For Cha, the launch is part of a national process of building a narrative and myth about the new young leader. For his grandfather Kim il Sung, the constructed narrative was that of a founding father of the 'workers paradise,' and for Kim Jong-il it was the development of a nuclear program to complement its ballistic missile technology as a means of protecting the nation from outside forces.
"They need to build a new myth for him," Cha says of Kim Jong Un. Part of that myth is "the notion of trying to reach new technological heights with indigenous technology, not relying on others. So space is the frontier they want to conquer."
There is likely a military component to the launch as well.
While the North portrays it as solely about putting a satellite in orbit to add an air of international legitimacy, the technology of launching satellites and ballistic missiles are similar, and the need to further test their military defense capabilities is needed to move forward.
"This is about developing a long range ballistic missile that is capable of hitting the United States," said Acton with Carnegie.
Before he left office, former Defense Secretary Robert Gates voiced concerns over the North's military aims. "North Korea now constitutes a direct threat to the United States," he said in an interview with Newsweek while voicing concern over possible future missile technology that would be more difficult to preemptively destroy. "They are developing a road-mobile ICBM [Intercontinental Ballistic missile]. I never would have dreamed they would go to a road-mobile before testing a static ICBM."

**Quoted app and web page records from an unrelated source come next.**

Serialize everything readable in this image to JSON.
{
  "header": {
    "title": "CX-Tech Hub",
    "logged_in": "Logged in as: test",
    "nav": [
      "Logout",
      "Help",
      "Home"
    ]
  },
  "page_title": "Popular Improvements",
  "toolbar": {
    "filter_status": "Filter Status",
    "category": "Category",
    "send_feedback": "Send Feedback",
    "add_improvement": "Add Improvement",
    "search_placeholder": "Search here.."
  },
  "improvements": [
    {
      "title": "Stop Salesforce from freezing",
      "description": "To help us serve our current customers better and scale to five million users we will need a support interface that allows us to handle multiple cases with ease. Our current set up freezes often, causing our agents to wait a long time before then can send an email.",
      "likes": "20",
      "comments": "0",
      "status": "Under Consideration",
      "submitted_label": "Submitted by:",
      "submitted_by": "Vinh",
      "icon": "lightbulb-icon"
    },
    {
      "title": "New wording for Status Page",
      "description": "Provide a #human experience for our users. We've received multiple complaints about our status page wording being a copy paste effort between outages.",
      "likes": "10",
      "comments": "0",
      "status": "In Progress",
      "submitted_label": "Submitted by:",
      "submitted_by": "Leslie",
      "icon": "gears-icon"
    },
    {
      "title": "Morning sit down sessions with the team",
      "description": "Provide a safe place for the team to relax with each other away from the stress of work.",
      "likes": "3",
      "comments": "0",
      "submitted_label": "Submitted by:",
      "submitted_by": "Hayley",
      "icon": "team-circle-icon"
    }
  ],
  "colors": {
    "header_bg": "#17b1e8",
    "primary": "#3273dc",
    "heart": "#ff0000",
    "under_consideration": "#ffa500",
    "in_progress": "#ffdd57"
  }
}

"North Korea needs these [static missile] tests to develop missile technology," that could lead to advancement in mobile-delivery technology Acton said.
And the legacies of Iraq and Afghanistan may also be playing into the North's thinking as well.
"It's not just politics, it's the very life of the system and at the same time it sends a strong message to the world," said Cha. As Director of Asian Affairs on the National Security Council during the George W. Bush administration, Cha said his North Korea interlocutors told them their large military buildup was largely a product of seeing that Iraq and Afghanistan lacked nuclear weapons, and would never have been attacked had they possessed them.
Continuing a campaign of military advancement is a small price to pay to avoid a future U.S. attack in the North's mind Cha says. "For them, they lose a little bit of food [aid], but in the end, its a win win for them at least in their own way of thinking."
"Its always at best educated guess work with the North Koreans," says Mike Chinoy, a senior fellow at the U.S.-China Institute at the University of Southern California, and author of the book "Meltdown: The Inside Story of the North Korean Nuclear Crisis."
Chinoy, who traveled to North Korea many times as a CNN correspondent, says there is more than just birthday celebrations and national defense capabilities at work. The North's mortal enemy and neighbor, South Korea, is a factor as well. "There is a little bit of North-South competition here," he told CNN.
For decades, South Korea has been trying to put a satellite in orbit without any success. "If the North could actually get whatever this thing is on top of their rocket into orbit, they can trumpet that as a triumph over the South."
Most analysts who follow North Korea see a familiar script being re-written with North Korean provocation being followed by global condemnation, and a period of further isolation from the international community. Satellite, ballistic missile test or both, the regime appears certain in its abilities to weather the storm once again.
Chinoy says the invitation to a large contingent of foreign media by North Korea to visit the launch site and report the launch from inside the country is a sign the new regime is very confident of its hold on power, and keep control of events. "I have been there enough to know that the slightest twinge of anxiety and the door just slams shut."